Your goal :: Could you set down every record exactly as it appears?

(Stored data entries)
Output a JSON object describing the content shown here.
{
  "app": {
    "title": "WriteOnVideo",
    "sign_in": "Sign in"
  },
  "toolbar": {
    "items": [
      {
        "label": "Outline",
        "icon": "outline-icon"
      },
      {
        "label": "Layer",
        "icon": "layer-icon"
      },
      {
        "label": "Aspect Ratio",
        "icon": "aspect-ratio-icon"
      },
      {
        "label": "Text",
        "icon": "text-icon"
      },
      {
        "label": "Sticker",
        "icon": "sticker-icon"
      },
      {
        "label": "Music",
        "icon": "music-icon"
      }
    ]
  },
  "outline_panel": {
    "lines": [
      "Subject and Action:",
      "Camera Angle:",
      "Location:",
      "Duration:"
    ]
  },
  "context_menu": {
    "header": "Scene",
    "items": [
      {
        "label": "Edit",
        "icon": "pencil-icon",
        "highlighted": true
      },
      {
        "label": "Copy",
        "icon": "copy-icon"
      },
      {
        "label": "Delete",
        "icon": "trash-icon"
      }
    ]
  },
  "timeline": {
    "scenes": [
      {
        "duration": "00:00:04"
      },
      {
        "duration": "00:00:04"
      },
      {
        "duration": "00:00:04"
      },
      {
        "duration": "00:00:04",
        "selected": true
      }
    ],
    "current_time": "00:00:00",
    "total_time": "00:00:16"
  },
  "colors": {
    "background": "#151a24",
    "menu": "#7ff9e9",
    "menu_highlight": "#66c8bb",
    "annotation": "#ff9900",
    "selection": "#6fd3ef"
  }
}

Task answer ::
Output a JSON object describing the content shown here.
{
  "app": {
    "title": "WriteOnVideo",
    "sign_in": "Sign in"
  },
  "toolbar": {
    "items": [
      {
        "label": "Outline",
        "icon": "outline-icon"
      },
      {
        "label": "Layer",
        "icon": "layer-icon"
      },
      {
        "label": "Aspect Ratio",
        "icon": "aspect-ratio-icon"
      },
      {
        "label": "Text",
        "icon": "text-icon"
      },
      {
        "label": "Sticker",
        "icon": "sticker-icon"
      },
      {
        "label": "Music",
        "icon": "music-icon"
      }
    ]
  },
  "outline_panel": {
    "lines": [
      "Subject and Action:",
      "Camera Angle:",
      "Location:",
      "Duration:"
    ]
  },
  "context_menu": {
    "header": "Scene",
    "items": [
      {
        "label": "Edit",
        "icon": "pencil-icon",
        "highlighted": true
      },
      {
        "label": "Copy",
        "icon": "copy-icon"
      },
      {
        "label": "Delete",
        "icon": "trash-icon"
      }
    ]
  },
  "timeline": {
    "scenes": [
      {
        "duration": "00:00:04"
      },
      {
        "duration": "00:00:04"
      },
      {
        "duration": "00:00:04"
      },
      {
        "duration": "00:00:04",
        "selected": true
      }
    ],
    "current_time": "00:00:00",
    "total_time": "00:00:16"
  },
  "colors": {
    "background": "#151a24",
    "menu": "#7ff9e9",
    "menu_highlight": "#66c8bb",
    "annotation": "#ff9900",
    "selection": "#6fd3ef"
  }
}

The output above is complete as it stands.